* Exercise data:
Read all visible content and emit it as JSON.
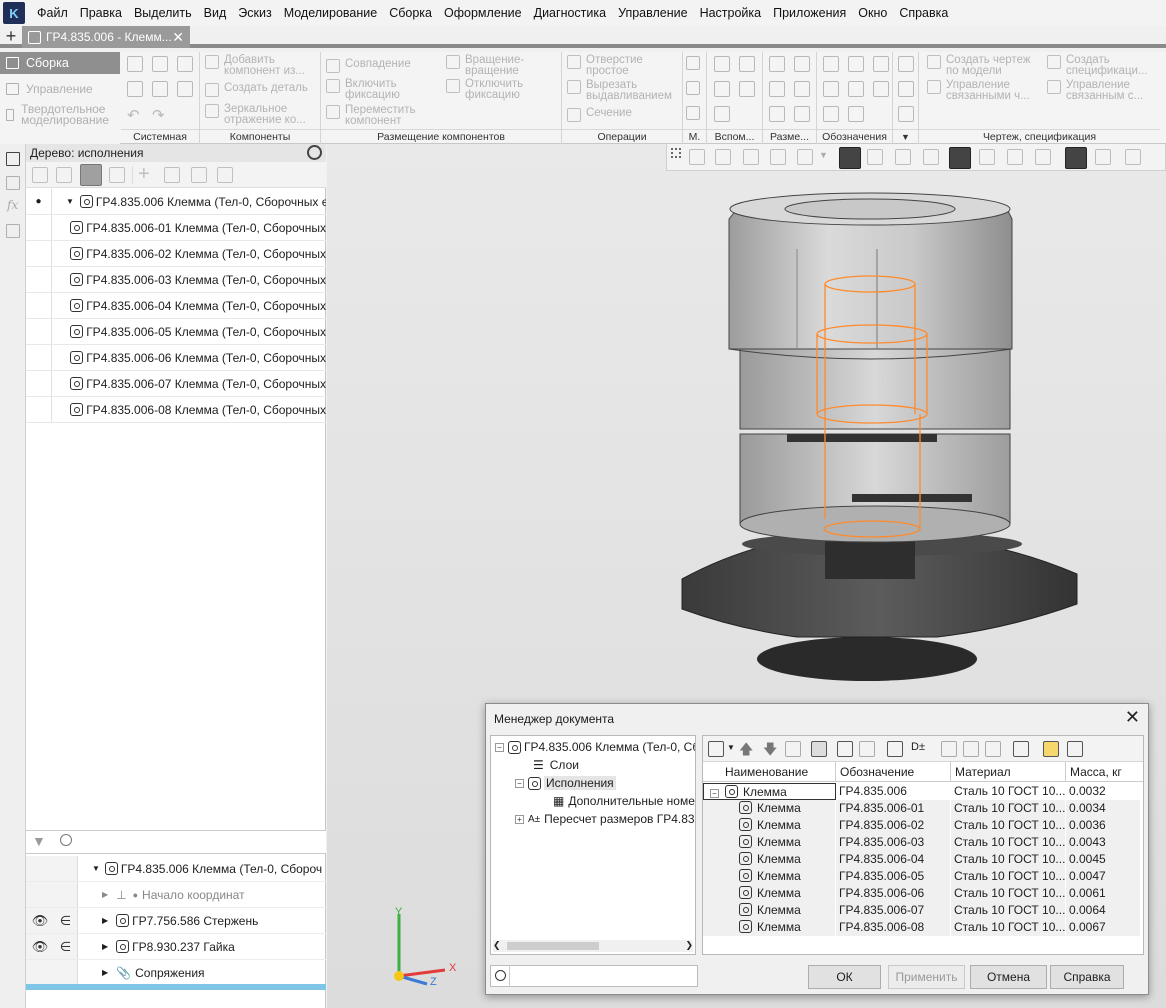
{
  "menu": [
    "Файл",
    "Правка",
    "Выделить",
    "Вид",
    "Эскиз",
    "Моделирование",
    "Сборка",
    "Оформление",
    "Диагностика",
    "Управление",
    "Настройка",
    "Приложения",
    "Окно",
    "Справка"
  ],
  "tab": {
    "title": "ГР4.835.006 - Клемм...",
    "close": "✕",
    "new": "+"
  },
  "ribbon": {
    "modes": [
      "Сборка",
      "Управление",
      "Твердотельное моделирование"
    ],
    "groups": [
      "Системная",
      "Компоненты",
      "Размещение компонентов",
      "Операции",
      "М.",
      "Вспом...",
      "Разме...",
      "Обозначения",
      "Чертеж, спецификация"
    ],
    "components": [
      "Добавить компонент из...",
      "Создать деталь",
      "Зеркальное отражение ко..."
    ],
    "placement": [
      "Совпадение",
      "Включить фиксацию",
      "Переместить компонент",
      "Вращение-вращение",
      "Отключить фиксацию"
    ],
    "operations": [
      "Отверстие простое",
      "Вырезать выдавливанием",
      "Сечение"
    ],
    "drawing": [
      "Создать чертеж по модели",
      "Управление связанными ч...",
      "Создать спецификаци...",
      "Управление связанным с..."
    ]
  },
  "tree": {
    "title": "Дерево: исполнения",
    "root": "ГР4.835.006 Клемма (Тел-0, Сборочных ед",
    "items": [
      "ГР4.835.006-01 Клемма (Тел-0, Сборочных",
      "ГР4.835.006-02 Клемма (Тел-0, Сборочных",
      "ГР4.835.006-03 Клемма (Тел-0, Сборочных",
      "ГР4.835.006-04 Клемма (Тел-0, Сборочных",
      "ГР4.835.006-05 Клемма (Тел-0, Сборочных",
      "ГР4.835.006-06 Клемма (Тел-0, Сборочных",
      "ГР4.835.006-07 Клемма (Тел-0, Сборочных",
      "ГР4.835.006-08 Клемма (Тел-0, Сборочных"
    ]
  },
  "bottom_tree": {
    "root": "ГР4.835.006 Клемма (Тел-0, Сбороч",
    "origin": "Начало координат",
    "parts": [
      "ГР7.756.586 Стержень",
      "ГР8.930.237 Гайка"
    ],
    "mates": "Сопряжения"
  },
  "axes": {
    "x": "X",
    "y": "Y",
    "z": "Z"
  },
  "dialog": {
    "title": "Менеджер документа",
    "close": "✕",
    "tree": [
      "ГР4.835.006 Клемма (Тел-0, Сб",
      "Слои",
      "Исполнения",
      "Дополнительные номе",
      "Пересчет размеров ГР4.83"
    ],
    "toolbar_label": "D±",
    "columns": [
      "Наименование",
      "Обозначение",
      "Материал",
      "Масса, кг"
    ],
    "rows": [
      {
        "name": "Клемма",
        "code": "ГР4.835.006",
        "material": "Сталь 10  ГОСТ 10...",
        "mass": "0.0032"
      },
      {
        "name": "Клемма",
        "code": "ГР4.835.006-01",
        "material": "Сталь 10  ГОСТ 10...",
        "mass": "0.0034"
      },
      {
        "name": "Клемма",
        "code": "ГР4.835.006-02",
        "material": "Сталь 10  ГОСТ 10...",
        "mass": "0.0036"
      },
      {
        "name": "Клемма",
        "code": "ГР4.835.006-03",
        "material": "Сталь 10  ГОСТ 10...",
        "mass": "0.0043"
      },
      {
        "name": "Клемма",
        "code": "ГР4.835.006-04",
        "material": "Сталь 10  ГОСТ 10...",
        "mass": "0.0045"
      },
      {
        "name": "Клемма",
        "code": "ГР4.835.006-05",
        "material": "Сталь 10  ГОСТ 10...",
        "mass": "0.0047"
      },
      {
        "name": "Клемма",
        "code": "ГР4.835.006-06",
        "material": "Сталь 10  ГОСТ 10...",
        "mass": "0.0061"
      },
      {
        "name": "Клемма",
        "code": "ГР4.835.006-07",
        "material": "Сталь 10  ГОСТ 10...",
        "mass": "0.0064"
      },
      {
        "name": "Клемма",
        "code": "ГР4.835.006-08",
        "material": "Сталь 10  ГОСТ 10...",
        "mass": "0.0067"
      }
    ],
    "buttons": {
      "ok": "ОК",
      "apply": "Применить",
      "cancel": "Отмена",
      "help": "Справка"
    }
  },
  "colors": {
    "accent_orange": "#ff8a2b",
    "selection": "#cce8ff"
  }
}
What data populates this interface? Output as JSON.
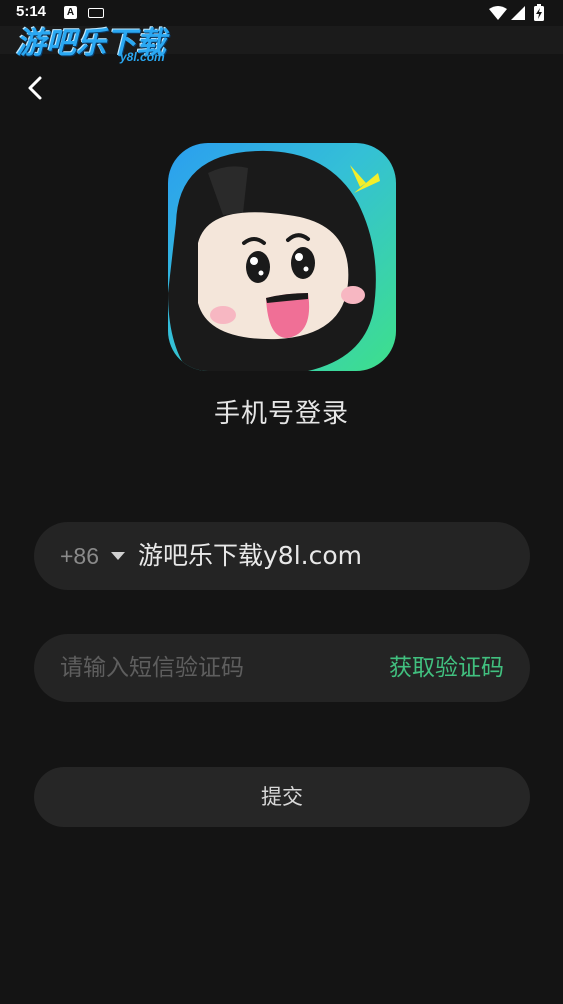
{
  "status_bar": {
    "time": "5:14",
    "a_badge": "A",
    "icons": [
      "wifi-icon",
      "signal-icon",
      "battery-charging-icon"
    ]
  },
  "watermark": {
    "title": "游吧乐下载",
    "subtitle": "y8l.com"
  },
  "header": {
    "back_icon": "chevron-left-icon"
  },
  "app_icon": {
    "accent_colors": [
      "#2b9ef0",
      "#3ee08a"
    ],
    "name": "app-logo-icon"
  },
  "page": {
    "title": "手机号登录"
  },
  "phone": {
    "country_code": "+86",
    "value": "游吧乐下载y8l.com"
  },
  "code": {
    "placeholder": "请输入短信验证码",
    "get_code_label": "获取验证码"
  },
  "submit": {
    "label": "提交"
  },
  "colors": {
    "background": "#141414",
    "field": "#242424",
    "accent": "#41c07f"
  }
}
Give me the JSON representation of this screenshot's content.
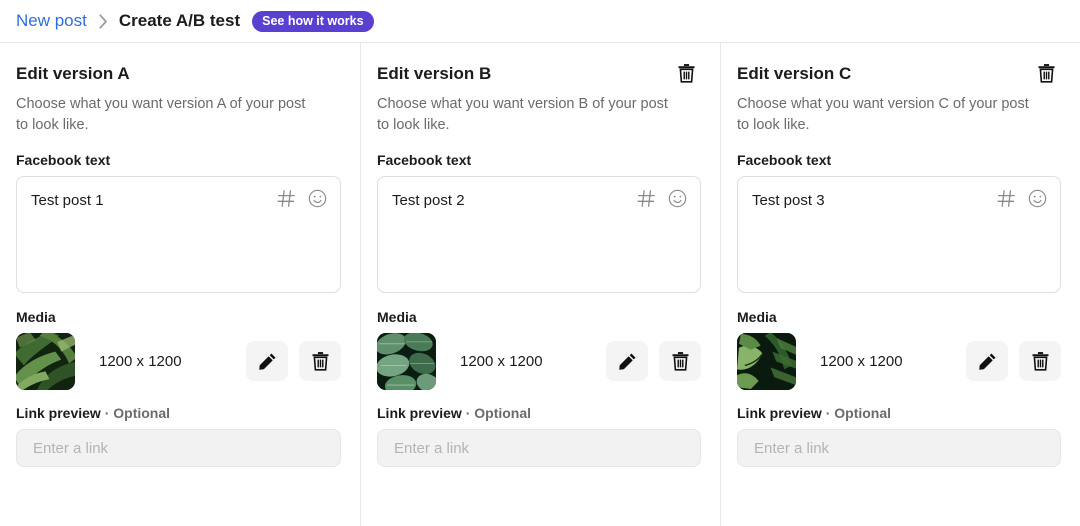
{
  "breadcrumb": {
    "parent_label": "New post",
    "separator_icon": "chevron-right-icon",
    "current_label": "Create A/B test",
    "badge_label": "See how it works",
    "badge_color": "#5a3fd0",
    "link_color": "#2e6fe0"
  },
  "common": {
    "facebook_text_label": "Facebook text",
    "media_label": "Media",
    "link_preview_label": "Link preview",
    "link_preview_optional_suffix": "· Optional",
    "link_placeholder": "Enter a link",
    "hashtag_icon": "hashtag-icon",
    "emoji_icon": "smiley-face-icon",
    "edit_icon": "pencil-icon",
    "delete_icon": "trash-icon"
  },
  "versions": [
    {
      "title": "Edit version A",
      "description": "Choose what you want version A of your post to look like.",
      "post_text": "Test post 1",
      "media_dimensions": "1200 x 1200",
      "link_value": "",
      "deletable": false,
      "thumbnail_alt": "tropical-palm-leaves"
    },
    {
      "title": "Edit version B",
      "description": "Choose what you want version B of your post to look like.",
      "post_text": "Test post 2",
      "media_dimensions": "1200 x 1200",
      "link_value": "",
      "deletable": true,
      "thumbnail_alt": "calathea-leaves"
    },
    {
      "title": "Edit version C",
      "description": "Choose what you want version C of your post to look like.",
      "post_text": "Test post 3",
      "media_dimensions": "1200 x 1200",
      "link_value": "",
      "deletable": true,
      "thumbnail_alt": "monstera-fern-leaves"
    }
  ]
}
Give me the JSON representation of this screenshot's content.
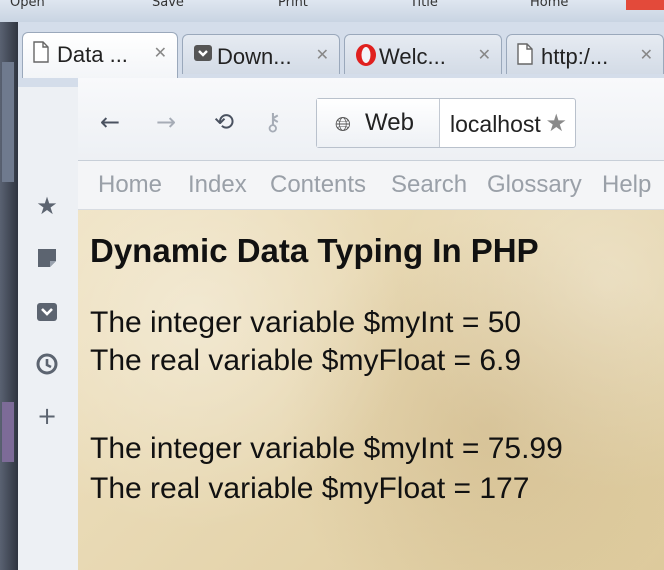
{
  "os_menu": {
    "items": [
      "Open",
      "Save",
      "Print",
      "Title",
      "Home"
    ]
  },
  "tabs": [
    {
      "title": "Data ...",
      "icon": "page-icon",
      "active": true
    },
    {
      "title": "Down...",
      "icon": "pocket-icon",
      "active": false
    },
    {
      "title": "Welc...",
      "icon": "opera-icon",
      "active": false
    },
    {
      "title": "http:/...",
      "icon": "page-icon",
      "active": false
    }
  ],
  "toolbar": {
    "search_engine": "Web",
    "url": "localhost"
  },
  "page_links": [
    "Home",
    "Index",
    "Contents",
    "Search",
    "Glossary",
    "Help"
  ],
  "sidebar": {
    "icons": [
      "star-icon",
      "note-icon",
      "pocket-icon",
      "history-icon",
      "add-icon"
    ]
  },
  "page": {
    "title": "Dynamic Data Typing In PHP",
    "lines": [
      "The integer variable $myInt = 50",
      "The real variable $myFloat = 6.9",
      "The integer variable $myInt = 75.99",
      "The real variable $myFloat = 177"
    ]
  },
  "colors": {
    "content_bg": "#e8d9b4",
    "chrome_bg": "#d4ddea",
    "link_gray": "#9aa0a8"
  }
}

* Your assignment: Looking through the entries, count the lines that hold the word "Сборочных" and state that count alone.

* Solution for this exercise: 9